Now, it may be that King Louis XVI required the royal groomer to do so, but you know what happened to him. If you look carefully, you will see Poodles among the crowd storming the Bastille. And, by the way, in the days when vaudeville and circuses usually had dog acts, those dogs were almost always – you guessed it – Poodles.
Anyway, Emma was a miniature Poodle with few faults. After I married Jeanette, we lived in a condo for a time, so had to take her out for walks. All was fine, except in the rain, when Emma often refused to do her business until one or the other of us was soaked. When we moved to a house, we could just let her out in the back yard, so problem solved. She loved a good tug or war with an old sock and for no apparent reason would occasionally start racing around the house at breakneck speed. Sadly, when she got old she developed cataracts and eventually went blind. That and other ailments led us to eventually have her euthanized.
I can’t speak for Jeanette, but our next Poodle, a standard named Rumpole, was my favorite. He was named after Horace Rumpole, the rumpled hero of a British series called Rumpole of the Bailey. Played by the bulldoggish Leo McKern, he was a barrister married to the forbidding Hilda, whom he called “she who must be obeyed.” Rumpole, who we got as a puppy, was his elegant opposite. Emma had been black, but he was a color called Apricot. He weighed about 55 pounds when full grown, whereas Emma topped out at about 13.
I will mention only two of the many things he did that endeared him to me. I was sitting at the dining room table one day and he came over and simply laid his head in my lap and looked up at me with his big brown eyes. Later, he began to do his best to be a lap dog, but could only manage to get his front half in my lap. There he would stay for quite a while, even though it must have been awkward for him. He was never the healthiest of dogs, and had chronic problems with his back legs. He lived to be 15, good for a standard Poodle, and finally having to let him go was one of the hardest things Jeanette and I have ever had to do.
Although I confess I didn’t realize it then, our current miniature Poodle, Rosie, has gone a long way to taking his place. Their tenure overlapped a bit, because Rosie came to us when my first wife Mary died, leaving behind two dogs, Rosie and a male named Max. Max was older and a bit goofy and went to good friends of Mary’s who knew him well. We agreed to take Rosie. Rumpole was not too pleased with her arrival, but he died soon after.

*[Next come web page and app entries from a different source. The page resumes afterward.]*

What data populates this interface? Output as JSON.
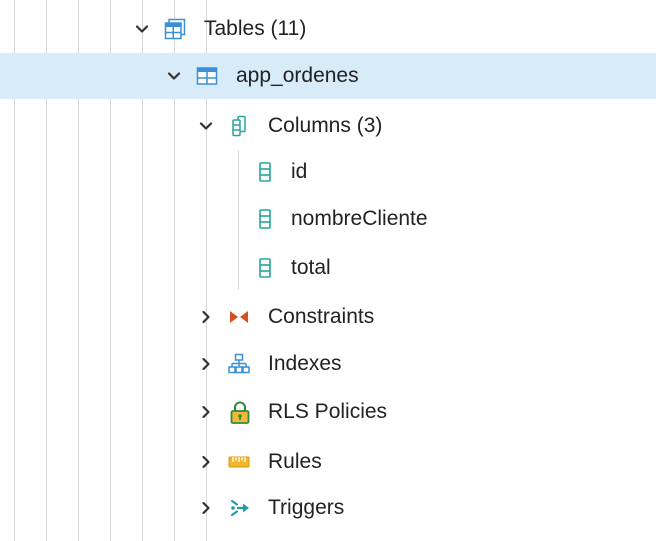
{
  "tree": {
    "tables": {
      "label": "Tables (11)",
      "expanded": true,
      "icon": "tables-icon"
    },
    "table": {
      "label": "app_ordenes",
      "expanded": true,
      "selected": true,
      "icon": "table-icon"
    },
    "columns": {
      "label": "Columns (3)",
      "expanded": true,
      "icon": "columns-icon",
      "items": [
        {
          "label": "id",
          "icon": "column-icon"
        },
        {
          "label": "nombreCliente",
          "icon": "column-icon"
        },
        {
          "label": "total",
          "icon": "column-icon"
        }
      ]
    },
    "constraints": {
      "label": "Constraints",
      "expanded": false,
      "icon": "constraints-icon"
    },
    "indexes": {
      "label": "Indexes",
      "expanded": false,
      "icon": "indexes-icon"
    },
    "rls_policies": {
      "label": "RLS Policies",
      "expanded": false,
      "icon": "lock-icon"
    },
    "rules": {
      "label": "Rules",
      "expanded": false,
      "icon": "rules-icon"
    },
    "triggers": {
      "label": "Triggers",
      "expanded": false,
      "icon": "triggers-icon"
    }
  },
  "colors": {
    "selected_row": "#d7ebf9",
    "table_icon": "#3a8fd6",
    "column_icon": "#26a69a",
    "constraint_icon": "#d4511f",
    "rules_icon": "#f2b72c",
    "lock_icon": "#2f8a3a"
  }
}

Rosie, who has an amazingly soft silver coat, is now 14 and is still quite active. A great athlete, she can catch a Frisbee with the best of them, and will run and fetch toys just as long as you’re willing to throw them. My daughter Beth (both my children have dogs) immortalized her prowess with verse, from which I will quote a few lines:
I play, I play, I run, I run
I run until the day is done
And when the big long day is done
And I have played with everyone
I will curl up in your lap
And take a dozy little nap
Still chasing toys inside my head
I will take me off to bed.
I realize that not everyone likes dogs or any animal for that matter, and that’s fine. For me, however, dogs above all animals have bonded with we imperfect beings, giving us the kind of unwavering love we probably don’t deserve on our merits. They are always happy to see us return, whether from an extended stay in Europe or a trip downstairs to get the mail. They never say “where in the hell have you been” but rather “thank God you’re back!”
Copyright 2019, Patrick F. Cannon